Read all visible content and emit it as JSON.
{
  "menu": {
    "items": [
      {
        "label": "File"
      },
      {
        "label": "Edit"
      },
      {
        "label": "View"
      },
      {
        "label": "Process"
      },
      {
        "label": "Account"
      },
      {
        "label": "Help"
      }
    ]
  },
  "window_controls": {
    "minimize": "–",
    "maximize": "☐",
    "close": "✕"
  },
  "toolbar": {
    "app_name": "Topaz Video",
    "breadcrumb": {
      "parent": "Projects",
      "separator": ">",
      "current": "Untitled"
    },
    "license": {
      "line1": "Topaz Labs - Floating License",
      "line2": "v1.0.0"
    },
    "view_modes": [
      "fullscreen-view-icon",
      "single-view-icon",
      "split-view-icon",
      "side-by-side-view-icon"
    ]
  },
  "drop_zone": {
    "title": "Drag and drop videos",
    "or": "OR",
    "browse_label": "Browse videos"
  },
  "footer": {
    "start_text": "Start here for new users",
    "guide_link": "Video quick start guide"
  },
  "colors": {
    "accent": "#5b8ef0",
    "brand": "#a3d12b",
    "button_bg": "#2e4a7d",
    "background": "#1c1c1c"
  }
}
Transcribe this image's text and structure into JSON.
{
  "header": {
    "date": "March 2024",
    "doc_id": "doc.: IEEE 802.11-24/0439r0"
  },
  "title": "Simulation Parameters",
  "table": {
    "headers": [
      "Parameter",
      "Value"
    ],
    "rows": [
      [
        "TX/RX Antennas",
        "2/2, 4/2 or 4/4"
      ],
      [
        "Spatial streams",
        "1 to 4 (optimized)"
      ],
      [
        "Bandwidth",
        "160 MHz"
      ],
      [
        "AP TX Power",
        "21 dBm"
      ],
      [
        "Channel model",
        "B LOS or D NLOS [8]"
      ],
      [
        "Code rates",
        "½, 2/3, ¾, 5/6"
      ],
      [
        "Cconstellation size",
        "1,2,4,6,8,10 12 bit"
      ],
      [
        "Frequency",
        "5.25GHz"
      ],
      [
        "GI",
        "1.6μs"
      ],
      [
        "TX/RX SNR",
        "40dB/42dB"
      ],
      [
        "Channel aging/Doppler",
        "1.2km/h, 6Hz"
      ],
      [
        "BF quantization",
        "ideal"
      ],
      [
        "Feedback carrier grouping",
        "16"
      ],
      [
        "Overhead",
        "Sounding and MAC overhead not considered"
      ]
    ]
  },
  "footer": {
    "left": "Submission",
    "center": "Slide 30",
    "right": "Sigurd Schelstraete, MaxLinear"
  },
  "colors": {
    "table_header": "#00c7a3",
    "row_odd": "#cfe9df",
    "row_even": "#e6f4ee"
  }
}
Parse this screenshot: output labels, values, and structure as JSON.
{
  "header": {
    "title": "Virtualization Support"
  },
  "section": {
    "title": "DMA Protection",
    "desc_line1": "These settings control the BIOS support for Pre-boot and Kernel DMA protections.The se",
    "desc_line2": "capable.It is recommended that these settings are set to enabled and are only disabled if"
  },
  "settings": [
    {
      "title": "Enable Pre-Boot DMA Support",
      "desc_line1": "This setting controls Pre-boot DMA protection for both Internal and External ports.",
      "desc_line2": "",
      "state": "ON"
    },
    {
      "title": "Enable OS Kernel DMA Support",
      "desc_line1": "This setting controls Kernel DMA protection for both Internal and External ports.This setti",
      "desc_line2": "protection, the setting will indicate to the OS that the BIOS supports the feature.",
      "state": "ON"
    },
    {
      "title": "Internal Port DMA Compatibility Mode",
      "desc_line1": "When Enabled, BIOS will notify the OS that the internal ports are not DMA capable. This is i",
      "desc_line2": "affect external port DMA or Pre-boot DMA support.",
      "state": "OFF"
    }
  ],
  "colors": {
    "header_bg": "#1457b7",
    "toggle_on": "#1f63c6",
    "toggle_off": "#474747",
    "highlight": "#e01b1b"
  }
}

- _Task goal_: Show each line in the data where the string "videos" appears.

- _Exercise response_:
    "title": "Drag and drop videos",
    "browse_label": "Browse videos"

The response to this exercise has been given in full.